Globalisation and technology risk pushing the world in into a demoralised, de-humanised state through the widespread dissemination of negative, as well as positive, messages through social media.
Leading economists, scientists and technology experts warn that unless we learn to manage globalisation and our increasingly interconnected world more effectively, we face a ‘dystopian future’. They envision a world in which groups such as ISIS will take advantage of the systemic risks and vulnerabilities we have created.
Professor Ian Goldin, Director of Oxford University’s Martin Centre, is one of the world’s leading experts on globalisation. One of his messages at OEB in Berlin in December is that although we are in the midst of a “new renaissance,” in which the spread of ideas, innovation, and change is rapidly advancing, “… one shouldn’t assume that technologies always give rise to good outcomes…”
Goldin, a former Vice-President of the World Bank and adviser to the late President Mandela of South Africa, argues that after the revolution created by the Internet in science and society, one of the biggest challenges facing humankind is to learn to manage our connectedness more effectively.
“There have been vast improvements, not only in living standards, but also in health, freedoms, etc. That’s really come about by ideas travelling: from simple ideas that washing your hands prevents communicable diseases to complicated ones like new vaccinations.
“At the same time, though, not only good ideas spread; bad and very disruptive ones spread as well. So, while the opportunities are enormous and people’s ability to learn, not least using open source technologies, has grown in many cases exponentially, we need to be aware that this is a very precious thing, this connectedness. We need to be more effective with managing this connectedness and managing this globalisation – and ensure it sustains the good and that we are able to minimise the bad.
“Our intersection is in many, many different dimensions, and it’s whether we are effective with this connectivity or not that is going to determine whether there’s a happy ending or a much more dystopian future.”

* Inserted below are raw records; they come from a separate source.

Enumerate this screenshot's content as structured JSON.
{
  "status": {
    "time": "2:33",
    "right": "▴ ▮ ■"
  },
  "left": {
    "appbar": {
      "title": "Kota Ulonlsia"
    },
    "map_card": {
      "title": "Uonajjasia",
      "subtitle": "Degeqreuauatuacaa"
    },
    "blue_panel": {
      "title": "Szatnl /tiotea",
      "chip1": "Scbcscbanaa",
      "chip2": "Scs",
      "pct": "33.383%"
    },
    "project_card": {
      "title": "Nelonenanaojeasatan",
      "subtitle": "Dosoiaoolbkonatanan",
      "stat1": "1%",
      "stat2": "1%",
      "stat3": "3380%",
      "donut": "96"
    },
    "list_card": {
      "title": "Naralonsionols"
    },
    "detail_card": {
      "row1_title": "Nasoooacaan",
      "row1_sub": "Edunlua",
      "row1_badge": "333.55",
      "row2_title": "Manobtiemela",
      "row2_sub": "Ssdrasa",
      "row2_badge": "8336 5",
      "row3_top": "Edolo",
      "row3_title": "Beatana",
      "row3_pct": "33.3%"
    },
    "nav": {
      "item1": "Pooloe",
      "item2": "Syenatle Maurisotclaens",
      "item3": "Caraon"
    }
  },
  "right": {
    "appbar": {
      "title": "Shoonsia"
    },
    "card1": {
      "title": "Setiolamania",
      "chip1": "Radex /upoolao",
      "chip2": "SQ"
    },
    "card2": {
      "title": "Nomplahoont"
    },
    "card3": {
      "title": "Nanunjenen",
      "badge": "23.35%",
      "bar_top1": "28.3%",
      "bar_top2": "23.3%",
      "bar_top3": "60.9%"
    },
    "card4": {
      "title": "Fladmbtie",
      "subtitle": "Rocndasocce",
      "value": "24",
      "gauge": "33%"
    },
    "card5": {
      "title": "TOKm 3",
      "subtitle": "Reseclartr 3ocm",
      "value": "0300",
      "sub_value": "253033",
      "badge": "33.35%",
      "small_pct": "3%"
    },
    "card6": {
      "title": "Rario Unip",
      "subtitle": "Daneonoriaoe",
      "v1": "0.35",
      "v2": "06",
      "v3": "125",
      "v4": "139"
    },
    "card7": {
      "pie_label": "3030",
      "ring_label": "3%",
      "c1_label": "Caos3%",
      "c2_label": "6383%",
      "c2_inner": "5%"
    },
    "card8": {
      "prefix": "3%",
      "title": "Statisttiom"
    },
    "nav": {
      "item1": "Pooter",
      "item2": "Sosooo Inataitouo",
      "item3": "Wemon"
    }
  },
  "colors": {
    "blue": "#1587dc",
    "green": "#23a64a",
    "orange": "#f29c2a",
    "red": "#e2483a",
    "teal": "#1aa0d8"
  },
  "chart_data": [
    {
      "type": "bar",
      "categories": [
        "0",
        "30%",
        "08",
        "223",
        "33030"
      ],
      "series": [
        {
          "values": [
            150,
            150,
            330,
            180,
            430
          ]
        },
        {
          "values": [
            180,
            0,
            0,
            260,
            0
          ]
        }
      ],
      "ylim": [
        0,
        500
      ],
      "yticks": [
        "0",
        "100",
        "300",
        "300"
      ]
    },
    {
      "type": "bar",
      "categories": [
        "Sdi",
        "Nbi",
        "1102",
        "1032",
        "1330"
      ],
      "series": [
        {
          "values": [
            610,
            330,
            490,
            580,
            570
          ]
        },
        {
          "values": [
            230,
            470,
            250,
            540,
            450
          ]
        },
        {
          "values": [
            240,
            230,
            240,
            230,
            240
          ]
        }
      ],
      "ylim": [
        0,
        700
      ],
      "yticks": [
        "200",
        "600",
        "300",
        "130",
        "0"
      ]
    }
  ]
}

Leading futurist Cory Doctorow argues that a lack of openness greatly increases risk, and governments are contributing, often deliberately, to vulnerabilities in the system. He said: “The way we learn about security is through an open discourse. There’s never been any way to do science where you suppress reports of failings or errors. Doing so has always produced bad science.
“This has become very urgent but the rules have gone the other way…The digital lock provisions are getting more severe, not less severe…The US just held a hearing on this, and they heard from people who had found vulnerabilities in: voting machines, insulin pumps, pace makers, vehicles, airplanes, and nuclear power stations who have been prohibited from disclosing them.”
Doctorow says that some governments deliberately add to the problem because, when they discover vulnerabilities, “rather than patching them, they try to make them last as long as possible, so they can use them as cyberweapons…Governments that are meant to be defending us from security vulnerabilities are trying to prolong them so that they can weaponise them…”
Leading educational technologist David Price says that ‘people-powered innovation’ is likely to be the source of new solutions and that many authorities and leading businesses are “in denial.”
“The demand for ever-faster rates of innovation, combined with the openness and ease of collaboration, have created a new phenomenon: people-powered innovation. Some businesses and most regulatory authorities may be in denial, but talking to the hackers and user innovators is much better than being left behind them.”